Africa it is locally common along the coast of
Namibia and the Northern Cape, while scarce further south. It generally prefers
arid desert shores, especially with sheltered bays and reefs, while it mainly
breeds on gravel plains between dunes and on salt pans.
Distribution of Damara tern in southern Africa,
based on statistical smoothing of the records from first SA Bird Atlas
Animal Demography unit, University of
Cape Town; smoothing by Birgit Erni and Francesca Little). Colours range
from dark blue (most common) through to yellow (least common).
See here for the latest distribution
from the SABAP2.
Predators and parasites
- Predators of eggs and chicks
Movements and migrations
Mainly an intra-African breeding migrant,
breeding in southern Africa before heading north to the west African
coast in the non-breeding season.
Mainly eats fish and aquatic invertebrates, doing most of
its foraging over shallow water, repeatedly plunge-diving from 3-8 metres up. The following food items have been recorded
in its diet:
- Tylosaurus (needle fish)
- Mugil (small mullet)
- Engraulis encrasicolus
- larval blennies (Blennidae)
- Aquatic invertebrates
- Monogamous, either nesting solitarily or in loose colonies, performing a
courtship display in which the male brings fish to the female.
- The nest is a shallow scrap in gravel or a hard salt pan, sometimes
sparsely lined with shell chips or small stones and typically placed in an
elevated position adjacent to a large stone, tyre, ostrich track or piece of
- Egg-laying season is from October-June, peaking from October-December.
- It lays a single egg, which is incubated by both sexes for 17-30,
usually 18-22 days.
- The chick is mainly brooded by the female while the male provides the
food, leaving the nest after about two days then slowly travelling towards
the sea. It learns to fly at about 20 days old, at which point juveniles
flocks on the beach. It is still dependent on its parents for approximately
ten more weeks.
Previously considered Endangered in Namibia, it is
now thought to be Near-threatened there, as its population is now somewhat
stable.

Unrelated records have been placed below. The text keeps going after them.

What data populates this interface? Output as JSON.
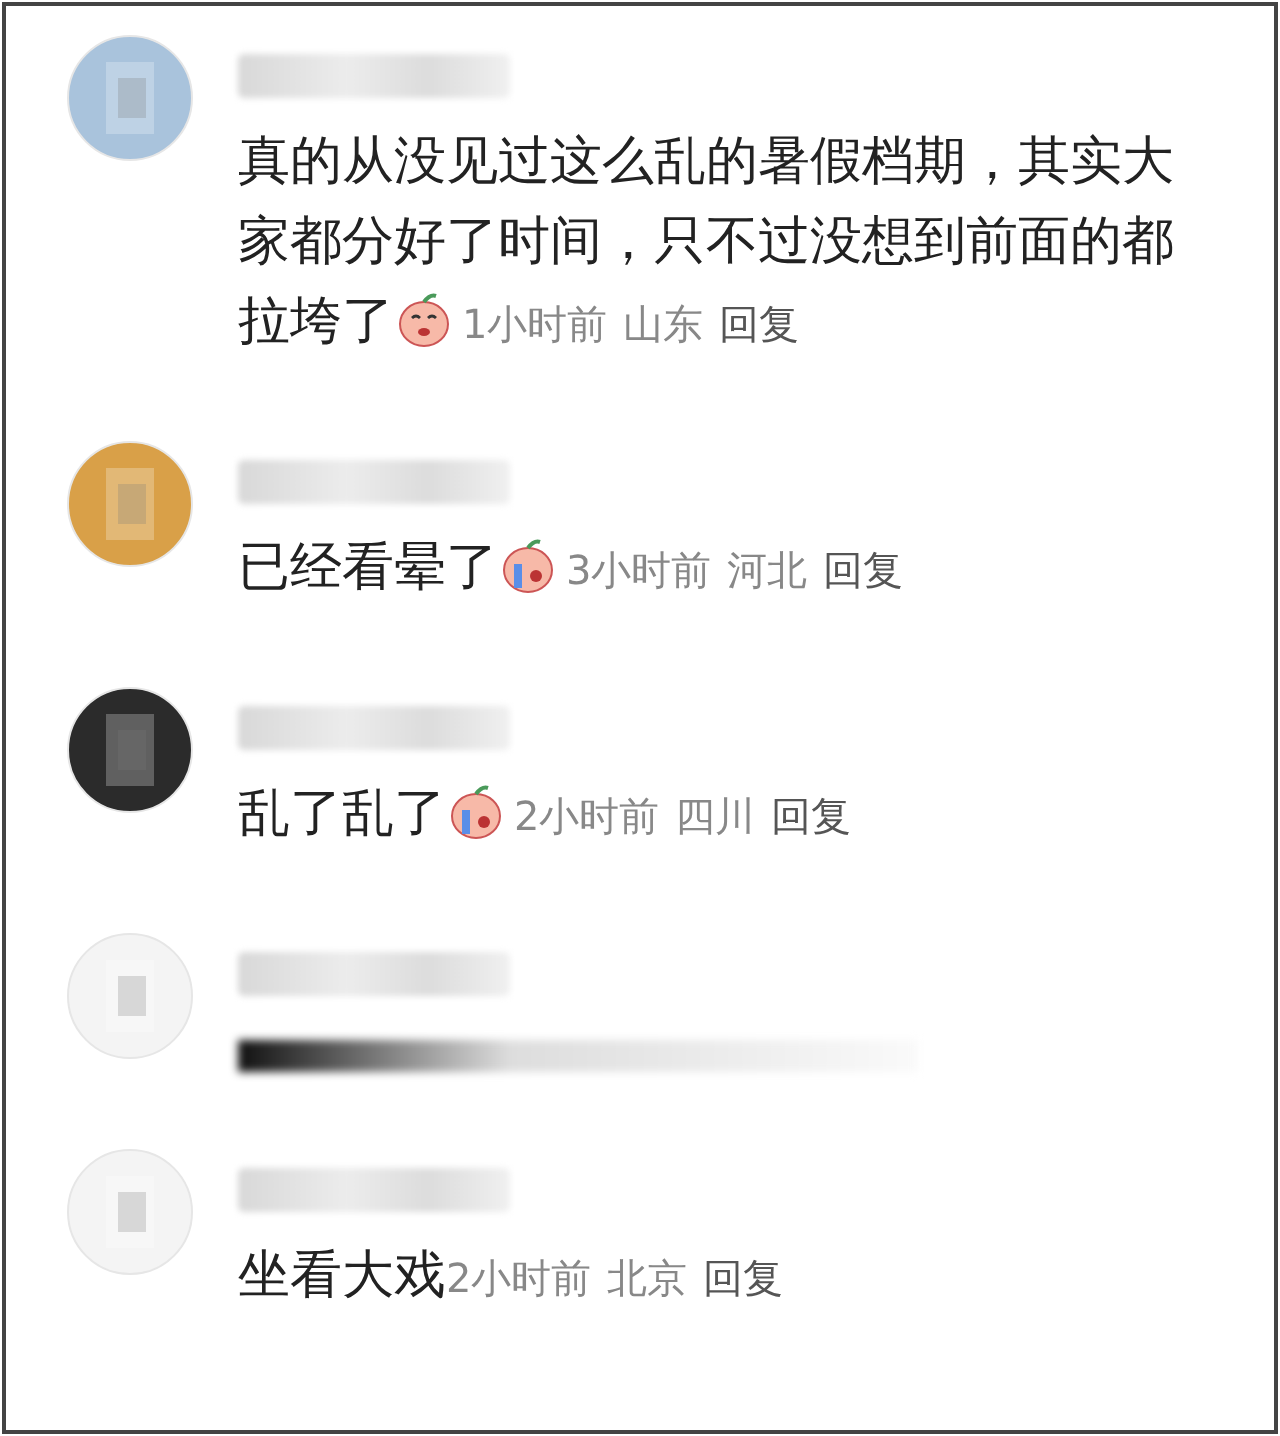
{
  "comments": [
    {
      "kind": "text",
      "color": "#a9c3dc",
      "text": "真的从没见过这么乱的暑假档期，其实大家都分好了时间，只不过没想到前面的都拉垮了",
      "emoji": {
        "kind": "smirk"
      },
      "time": "1小时前",
      "location": "山东",
      "reply": "回复"
    },
    {
      "kind": "text",
      "color": "#d9a048",
      "text": "已经看晕了",
      "emoji": {
        "kind": "cry"
      },
      "time": "3小时前",
      "location": "河北",
      "reply": "回复"
    },
    {
      "kind": "text",
      "color": "#2b2b2b",
      "text": "乱了乱了",
      "emoji": {
        "kind": "cry"
      },
      "time": "2小时前",
      "location": "四川",
      "reply": "回复"
    },
    {
      "kind": "redacted",
      "color": "#f4f4f4"
    },
    {
      "kind": "text",
      "color": "#f4f4f4",
      "text": "坐看大戏",
      "time": "2小时前",
      "location": "北京",
      "reply": "回复"
    }
  ]
}
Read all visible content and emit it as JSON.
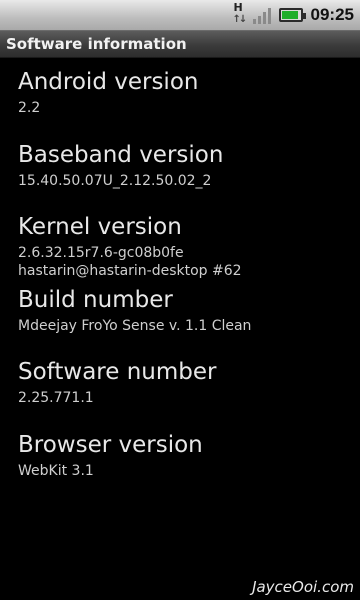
{
  "status_bar": {
    "network_type": "H",
    "time": "09:25",
    "battery_level": 0.9,
    "signal_bars": 0
  },
  "title_bar": {
    "title": "Software information"
  },
  "items": [
    {
      "label": "Android version",
      "values": [
        "2.2"
      ]
    },
    {
      "label": "Baseband version",
      "values": [
        "15.40.50.07U_2.12.50.02_2"
      ]
    },
    {
      "label": "Kernel version",
      "values": [
        "2.6.32.15r7.6-gc08b0fe",
        "hastarin@hastarin-desktop #62"
      ]
    },
    {
      "label": "Build number",
      "values": [
        "Mdeejay FroYo Sense v. 1.1 Clean"
      ]
    },
    {
      "label": "Software number",
      "values": [
        "2.25.771.1"
      ]
    },
    {
      "label": "Browser version",
      "values": [
        "WebKit 3.1"
      ]
    }
  ],
  "watermark": "JayceOoi.com"
}
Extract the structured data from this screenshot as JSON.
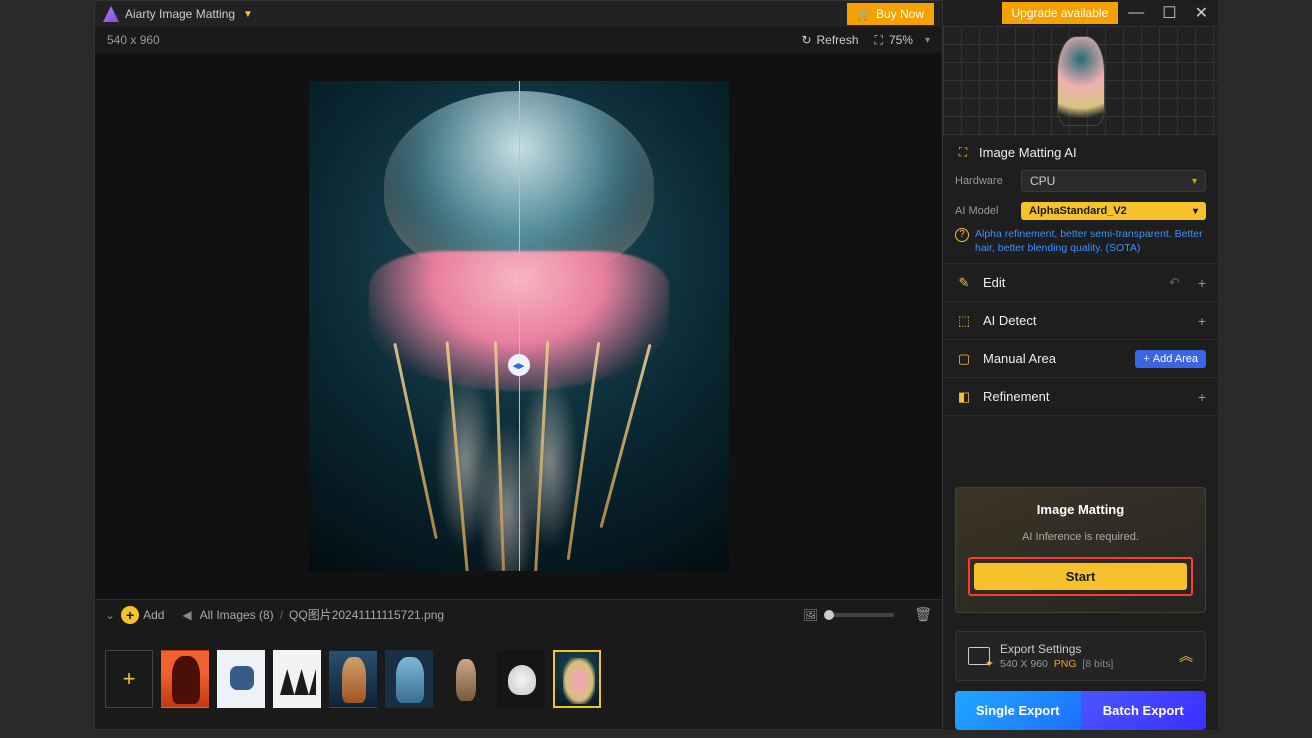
{
  "titlebar": {
    "app_name": "Aiarty Image Matting",
    "buy_label": "Buy Now",
    "upgrade_label": "Upgrade available"
  },
  "toolbar": {
    "dimensions": "540 x 960",
    "refresh": "Refresh",
    "zoom": "75%"
  },
  "footer": {
    "add_label": "Add",
    "breadcrumb_all": "All Images (8)",
    "breadcrumb_sep": "/",
    "current_file": "QQ图片20241111115721.png"
  },
  "panel": {
    "matting_title": "Image Matting AI",
    "hardware_label": "Hardware",
    "hardware_value": "CPU",
    "model_label": "AI Model",
    "model_value": "AlphaStandard_V2",
    "model_note": "Alpha refinement, better semi-transparent. Better hair, better blending quality. (SOTA)",
    "edit": "Edit",
    "ai_detect": "AI Detect",
    "manual_area": "Manual Area",
    "add_area": "Add Area",
    "refinement": "Refinement"
  },
  "start": {
    "title": "Image Matting",
    "note": "AI Inference is required.",
    "button": "Start"
  },
  "export": {
    "settings_label": "Export Settings",
    "size": "540 X 960",
    "format": "PNG",
    "bits": "[8 bits]",
    "single": "Single Export",
    "batch": "Batch Export"
  }
}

However it is still Endangered in South Africa, where
disturbance and urbanisation have already resulted in the loss of two colonies.
Hockey PAR, Dean WRJ and Ryan PG 2005. Roberts
- Birds of southern Africa, VIIth ed. The Trustees of the John Voelcker
Bird Book Fund, Cape Town.